From time to time I get requests from customers for the following scenario:
The customer basically has a hybrid infrastructure, must (or wants to) continue to operate Exchange on-premise. However, the customer wants to protect the Outlook Web App (OWA) of the on-premise messaging infrastructure with Multi Factor.
On the one hand, this can be easily implemented with AD FS. In most cases, however, customers do not want to use AD FS (otherwise there is no longer any use). After initial discussions, the desire for conditional access with various policies usually arises.
This whole process then usually ends with us realizing a project where we implement the Entra Application Proxy solution.
In this article, I describe how this can be realized.
In order to be able to use the Entra Application Proxy for on-premise Exchange, we need the following prerequisites:
- An on-premise domain controller which is in a supported state.
- An Exchange server (on-premise of course).
- A server on which the App proxy agent can be installed and executed.
- Licensing: At least one, or more of the Entra ID P1 or P2 licences
Installation of Entra Application Proxy Agent
Assuming that the on-premise Exchange is already fully installed and configured, and is currently working properly, we will now take care of the app proxy configuration.
|To do this, we first browse to the Azure portal and search for the app proxy
Here we click on Download connector service from the server where we want to install this agent.
|Once we have downloaded the agent, we can now install it.
This setup is pretty straight forward.
During the setup, we are asked to log in to our tenant, among other things.
Next configuration steps Application Proxy

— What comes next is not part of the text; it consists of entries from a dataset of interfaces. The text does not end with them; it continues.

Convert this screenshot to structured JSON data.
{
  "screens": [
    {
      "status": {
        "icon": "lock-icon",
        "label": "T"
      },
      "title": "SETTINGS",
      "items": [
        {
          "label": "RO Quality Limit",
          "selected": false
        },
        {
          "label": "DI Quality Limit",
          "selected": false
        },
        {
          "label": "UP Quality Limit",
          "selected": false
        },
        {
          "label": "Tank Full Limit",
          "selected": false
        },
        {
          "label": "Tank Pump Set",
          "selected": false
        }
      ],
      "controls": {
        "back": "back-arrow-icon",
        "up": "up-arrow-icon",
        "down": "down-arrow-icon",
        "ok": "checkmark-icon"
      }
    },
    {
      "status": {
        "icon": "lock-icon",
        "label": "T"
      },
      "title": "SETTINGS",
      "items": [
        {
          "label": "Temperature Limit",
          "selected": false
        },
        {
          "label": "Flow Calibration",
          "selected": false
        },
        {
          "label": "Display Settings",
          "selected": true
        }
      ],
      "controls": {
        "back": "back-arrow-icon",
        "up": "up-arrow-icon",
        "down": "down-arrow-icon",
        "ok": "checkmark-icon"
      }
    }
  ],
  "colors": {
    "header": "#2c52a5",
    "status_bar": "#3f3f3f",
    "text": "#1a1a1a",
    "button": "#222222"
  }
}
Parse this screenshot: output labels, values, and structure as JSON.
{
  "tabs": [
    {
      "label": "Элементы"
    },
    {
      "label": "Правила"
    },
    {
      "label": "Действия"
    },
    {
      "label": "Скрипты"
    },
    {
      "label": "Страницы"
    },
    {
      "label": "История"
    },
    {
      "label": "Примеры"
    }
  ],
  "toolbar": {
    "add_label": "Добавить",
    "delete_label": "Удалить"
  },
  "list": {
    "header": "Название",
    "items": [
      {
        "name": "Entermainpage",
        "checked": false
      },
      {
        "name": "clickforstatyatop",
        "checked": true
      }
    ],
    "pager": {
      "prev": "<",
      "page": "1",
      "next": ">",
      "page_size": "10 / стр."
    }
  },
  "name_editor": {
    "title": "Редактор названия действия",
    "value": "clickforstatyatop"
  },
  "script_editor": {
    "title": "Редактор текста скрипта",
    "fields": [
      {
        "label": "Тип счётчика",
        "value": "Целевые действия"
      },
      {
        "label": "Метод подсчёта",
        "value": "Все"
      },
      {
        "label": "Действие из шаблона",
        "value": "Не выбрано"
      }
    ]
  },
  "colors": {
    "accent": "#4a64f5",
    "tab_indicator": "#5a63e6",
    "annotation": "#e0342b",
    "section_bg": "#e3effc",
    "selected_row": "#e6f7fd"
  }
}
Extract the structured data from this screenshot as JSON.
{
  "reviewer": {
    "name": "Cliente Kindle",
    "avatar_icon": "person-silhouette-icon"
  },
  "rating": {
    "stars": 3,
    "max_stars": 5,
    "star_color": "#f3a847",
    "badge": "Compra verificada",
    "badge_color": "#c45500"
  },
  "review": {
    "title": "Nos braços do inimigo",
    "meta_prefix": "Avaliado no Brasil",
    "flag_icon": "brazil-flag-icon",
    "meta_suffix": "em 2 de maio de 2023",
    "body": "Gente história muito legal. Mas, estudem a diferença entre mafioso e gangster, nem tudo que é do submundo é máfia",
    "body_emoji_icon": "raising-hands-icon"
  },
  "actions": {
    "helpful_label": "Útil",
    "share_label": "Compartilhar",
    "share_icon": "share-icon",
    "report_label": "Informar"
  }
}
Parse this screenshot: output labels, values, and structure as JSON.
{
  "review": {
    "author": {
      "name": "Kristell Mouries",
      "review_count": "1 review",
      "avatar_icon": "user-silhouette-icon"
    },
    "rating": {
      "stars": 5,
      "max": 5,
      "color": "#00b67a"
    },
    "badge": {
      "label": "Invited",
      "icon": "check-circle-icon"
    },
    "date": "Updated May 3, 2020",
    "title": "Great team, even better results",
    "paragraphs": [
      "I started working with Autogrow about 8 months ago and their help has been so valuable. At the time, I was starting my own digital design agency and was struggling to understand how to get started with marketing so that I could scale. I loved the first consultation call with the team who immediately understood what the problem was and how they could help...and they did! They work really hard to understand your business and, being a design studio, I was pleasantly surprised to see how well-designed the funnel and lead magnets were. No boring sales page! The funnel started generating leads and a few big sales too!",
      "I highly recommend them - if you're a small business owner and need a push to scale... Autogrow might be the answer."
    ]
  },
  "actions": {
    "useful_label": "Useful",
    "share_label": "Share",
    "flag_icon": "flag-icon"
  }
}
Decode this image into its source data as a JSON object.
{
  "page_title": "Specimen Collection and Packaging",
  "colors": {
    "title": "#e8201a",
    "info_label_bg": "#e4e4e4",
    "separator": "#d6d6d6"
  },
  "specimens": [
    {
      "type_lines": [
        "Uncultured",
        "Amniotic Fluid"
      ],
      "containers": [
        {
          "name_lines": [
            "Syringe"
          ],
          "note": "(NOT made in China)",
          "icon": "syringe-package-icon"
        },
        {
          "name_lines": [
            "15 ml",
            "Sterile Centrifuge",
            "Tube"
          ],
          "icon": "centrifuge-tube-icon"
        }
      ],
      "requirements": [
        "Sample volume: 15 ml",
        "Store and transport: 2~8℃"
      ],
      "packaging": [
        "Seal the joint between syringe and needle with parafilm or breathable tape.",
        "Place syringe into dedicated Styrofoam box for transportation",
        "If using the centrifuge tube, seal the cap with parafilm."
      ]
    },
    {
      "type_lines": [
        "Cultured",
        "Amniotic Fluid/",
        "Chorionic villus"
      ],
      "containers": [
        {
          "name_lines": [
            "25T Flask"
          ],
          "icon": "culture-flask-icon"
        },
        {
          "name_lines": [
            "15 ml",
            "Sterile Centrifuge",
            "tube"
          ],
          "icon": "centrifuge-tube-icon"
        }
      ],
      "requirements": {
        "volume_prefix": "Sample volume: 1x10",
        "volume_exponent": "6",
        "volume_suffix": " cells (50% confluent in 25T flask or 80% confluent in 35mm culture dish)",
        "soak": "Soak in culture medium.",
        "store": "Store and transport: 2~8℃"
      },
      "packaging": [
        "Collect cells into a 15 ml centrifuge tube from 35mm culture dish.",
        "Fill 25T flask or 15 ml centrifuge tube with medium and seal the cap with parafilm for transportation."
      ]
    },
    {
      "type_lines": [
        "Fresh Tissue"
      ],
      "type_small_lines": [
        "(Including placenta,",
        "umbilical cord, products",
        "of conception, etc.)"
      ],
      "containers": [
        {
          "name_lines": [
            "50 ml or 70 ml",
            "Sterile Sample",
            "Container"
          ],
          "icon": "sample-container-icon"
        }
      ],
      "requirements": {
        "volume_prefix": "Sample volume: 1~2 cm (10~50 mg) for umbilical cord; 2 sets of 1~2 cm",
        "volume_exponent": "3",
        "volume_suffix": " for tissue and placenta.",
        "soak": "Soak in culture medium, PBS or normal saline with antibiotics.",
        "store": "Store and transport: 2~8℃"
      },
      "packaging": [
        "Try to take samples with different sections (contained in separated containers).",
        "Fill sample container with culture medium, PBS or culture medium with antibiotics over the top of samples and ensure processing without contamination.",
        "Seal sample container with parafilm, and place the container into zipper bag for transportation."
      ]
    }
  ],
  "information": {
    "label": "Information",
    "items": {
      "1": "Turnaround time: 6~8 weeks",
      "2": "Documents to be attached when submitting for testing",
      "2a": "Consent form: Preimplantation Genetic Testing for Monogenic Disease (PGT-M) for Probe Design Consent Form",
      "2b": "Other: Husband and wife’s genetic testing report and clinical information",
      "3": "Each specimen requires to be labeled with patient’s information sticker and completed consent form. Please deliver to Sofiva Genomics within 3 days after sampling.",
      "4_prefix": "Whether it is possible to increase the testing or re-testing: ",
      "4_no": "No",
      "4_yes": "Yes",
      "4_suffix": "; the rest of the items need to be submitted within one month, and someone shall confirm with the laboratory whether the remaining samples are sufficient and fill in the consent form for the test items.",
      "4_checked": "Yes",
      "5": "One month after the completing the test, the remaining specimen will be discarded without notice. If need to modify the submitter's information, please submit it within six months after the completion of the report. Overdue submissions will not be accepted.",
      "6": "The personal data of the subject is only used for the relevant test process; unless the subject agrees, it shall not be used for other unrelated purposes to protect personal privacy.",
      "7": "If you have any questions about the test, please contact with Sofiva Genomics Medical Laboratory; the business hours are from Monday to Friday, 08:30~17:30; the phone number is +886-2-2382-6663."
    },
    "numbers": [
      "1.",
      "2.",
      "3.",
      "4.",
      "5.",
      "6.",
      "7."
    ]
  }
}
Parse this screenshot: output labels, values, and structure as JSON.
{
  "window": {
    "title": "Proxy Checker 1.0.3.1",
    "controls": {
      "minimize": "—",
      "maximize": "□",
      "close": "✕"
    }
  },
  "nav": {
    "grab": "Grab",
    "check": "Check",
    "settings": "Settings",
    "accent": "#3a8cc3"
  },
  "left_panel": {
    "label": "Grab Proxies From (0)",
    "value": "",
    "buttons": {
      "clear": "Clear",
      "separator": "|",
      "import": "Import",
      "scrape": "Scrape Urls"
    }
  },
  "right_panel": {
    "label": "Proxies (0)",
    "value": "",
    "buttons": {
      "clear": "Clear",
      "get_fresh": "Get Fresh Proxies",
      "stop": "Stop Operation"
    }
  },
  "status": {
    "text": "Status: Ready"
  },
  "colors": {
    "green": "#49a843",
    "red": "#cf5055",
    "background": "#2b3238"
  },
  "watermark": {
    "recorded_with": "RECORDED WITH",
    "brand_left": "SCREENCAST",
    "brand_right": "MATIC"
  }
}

|Once the agent installation on the server is complete, we go back to our Azure portal. We now search for “Enterprise applications”
|We can now add a new application at this point
|Now we get an overview of what is basically possible. However, as we are dealing with the use case of on-premises OWA in this article, we will select the option marked in the image accordingly.
|In this step, we must provide the correct configurations accordingly. These are composed as follows:
Name : The name of your application, this will also be advertised when you publish the application to My Apps.
Internal URL : Enter the internal URL for the app, I’ve entered the full Outlook Web App path because this will directly forward the proxy connections to Outlook Web App.
External URL : The URL the user is going to enter in order to reach Outlook Web App, you can either use a “default” URL or one of your own domains. In below example I’ve used the default one but you can also use your own URL. In order for that to work you will need a valid certificate for the URL you’re going to use. This could of course be a wildcard URL you own.
Pre Authentication : Where going to use Entra ID in order to use all the benefits
Translate URLs In | Headers : Set this to No in order to let Outlook Web App process the authentication correctly.
Translate URLs In | Headers : Set this to No in order to
|In this step, we can now configure the customization and properties of the new app.
|Do not forget to enable the option Visible to users…
|Once the appropriate authorizations have been set, the new OWA application is visible to users and can be used easily.
Authorization of restricted delegations for the application proxy
The next step is to allow the application proxy to request Kerberos tickets to authenticate to the Exchange Server on behalf of the user.
|To do this, we log in to one of our domain controllers and navigate to the Active Directory Users and Computers
Here we search for the computer object that is created for the Entra ID App Proxy Server and go to the Delegation tab.
Select Trust this computer for delegation to specified services only and Use any authentication protocol
Select Add… and type in your Exchange Server’s name, then press OK
|In the delegation TAB we now select the service type https.
At this point we have now given our application proxy server the authorization to create Kerberos tickets on behalf of the user and to send these to the Exchange server as http requests.
Enabling Windows Authentication for Exchange environment
By default, form-based authentication is used for on-premise Exchange servers. If this is also the case in our example, we must now adapt this in the next step and switch to Windows Authentication.
The easiest way to do this is to open the Exchange MGMT shell on our Exchange server and execute the following two commands:
get-owavirtualdirectory | set-owavirtualdirectory -windowsauthentication $true get-ecpvirtualdirectory | set-ecpvirtualdirectory -windowsauthentication $true
Please note: In order for the new settings to be adopted, we need to recycle the IIS app pools for OWA and the ECP.
This can be done on the Exchange Server in the IIS Management Console.
(Last step) Addin SSO ot the Outlook Web App
To ensure the best experience, there is one last step that we still need to perform. This involves configuring Single-Sign On (SSO) so that users are automatically logged in when they want to log in to OWA via our newly configured proxy.
|Go to the Single-Sign On page in your “Outlook Web App” Enterprise app and select Windows Authentication
|Fill in the SPN in the following format service/servername so in this case it’s http/servername (1) and select User Principal Name (2)
The OWA portal of our on-premise Exchange server is now accessible via the Entra Application Proxy. This means we now have the possibility to configure Conditional Access, Entra MFA and other security settings.
Microsoft has set up a FAQ page on this topic. Questions not covered in this article are described there in detail.
I have deliberately not made various web paths unrecognizable in this article. As I have undone the configuration described here after creating this article. These are all visible paths